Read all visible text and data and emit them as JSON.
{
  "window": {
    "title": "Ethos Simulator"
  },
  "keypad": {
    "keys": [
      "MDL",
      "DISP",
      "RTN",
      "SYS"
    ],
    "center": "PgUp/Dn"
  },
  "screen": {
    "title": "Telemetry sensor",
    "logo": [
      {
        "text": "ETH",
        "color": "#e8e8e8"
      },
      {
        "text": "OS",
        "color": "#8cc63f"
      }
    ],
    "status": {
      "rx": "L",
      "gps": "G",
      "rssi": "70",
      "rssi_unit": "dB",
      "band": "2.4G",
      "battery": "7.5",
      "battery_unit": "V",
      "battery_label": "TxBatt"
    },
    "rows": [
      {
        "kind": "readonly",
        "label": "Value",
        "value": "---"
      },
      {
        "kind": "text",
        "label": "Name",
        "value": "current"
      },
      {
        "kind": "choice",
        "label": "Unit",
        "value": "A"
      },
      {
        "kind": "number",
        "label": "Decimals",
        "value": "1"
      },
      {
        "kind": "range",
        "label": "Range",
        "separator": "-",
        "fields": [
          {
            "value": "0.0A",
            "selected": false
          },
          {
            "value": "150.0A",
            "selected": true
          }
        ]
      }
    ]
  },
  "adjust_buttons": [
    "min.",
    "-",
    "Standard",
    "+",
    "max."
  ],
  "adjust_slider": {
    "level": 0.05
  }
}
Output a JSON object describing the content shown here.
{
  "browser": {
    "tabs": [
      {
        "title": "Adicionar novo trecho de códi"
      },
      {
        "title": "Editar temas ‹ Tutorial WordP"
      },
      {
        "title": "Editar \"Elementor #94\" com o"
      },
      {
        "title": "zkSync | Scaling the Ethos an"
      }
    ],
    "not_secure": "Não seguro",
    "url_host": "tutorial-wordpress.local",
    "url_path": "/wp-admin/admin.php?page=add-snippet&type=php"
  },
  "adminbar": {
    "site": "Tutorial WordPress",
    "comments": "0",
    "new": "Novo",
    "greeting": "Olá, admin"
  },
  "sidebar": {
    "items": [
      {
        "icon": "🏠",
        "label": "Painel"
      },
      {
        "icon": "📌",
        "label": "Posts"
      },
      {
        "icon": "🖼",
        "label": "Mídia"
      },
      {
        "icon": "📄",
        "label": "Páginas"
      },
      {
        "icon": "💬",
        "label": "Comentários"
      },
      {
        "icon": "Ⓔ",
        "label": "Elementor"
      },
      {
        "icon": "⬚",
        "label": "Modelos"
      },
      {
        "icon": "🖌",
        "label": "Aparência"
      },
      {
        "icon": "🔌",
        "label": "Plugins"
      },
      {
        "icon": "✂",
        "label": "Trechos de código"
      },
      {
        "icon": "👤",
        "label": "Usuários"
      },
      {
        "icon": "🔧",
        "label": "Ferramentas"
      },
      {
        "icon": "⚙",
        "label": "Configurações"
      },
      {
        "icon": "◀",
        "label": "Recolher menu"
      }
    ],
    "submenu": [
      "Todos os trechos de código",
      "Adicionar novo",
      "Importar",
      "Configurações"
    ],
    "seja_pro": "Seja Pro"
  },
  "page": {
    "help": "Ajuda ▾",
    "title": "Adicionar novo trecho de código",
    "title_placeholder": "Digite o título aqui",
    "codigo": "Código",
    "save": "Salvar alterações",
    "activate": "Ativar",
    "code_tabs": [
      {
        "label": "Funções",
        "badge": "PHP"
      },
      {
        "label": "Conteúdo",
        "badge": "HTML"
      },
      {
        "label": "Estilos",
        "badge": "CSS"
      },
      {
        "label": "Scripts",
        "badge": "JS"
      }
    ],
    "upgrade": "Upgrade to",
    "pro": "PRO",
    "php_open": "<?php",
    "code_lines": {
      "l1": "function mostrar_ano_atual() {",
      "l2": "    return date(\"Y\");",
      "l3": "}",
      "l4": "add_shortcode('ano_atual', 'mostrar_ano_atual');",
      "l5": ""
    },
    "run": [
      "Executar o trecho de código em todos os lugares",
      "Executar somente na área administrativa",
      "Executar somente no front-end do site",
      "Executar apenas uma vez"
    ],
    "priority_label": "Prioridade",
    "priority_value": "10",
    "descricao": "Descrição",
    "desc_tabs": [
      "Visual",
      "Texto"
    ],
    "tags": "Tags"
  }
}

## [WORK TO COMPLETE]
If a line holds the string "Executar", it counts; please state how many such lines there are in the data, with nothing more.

## [RESULT OF THIS EXERCISE]
4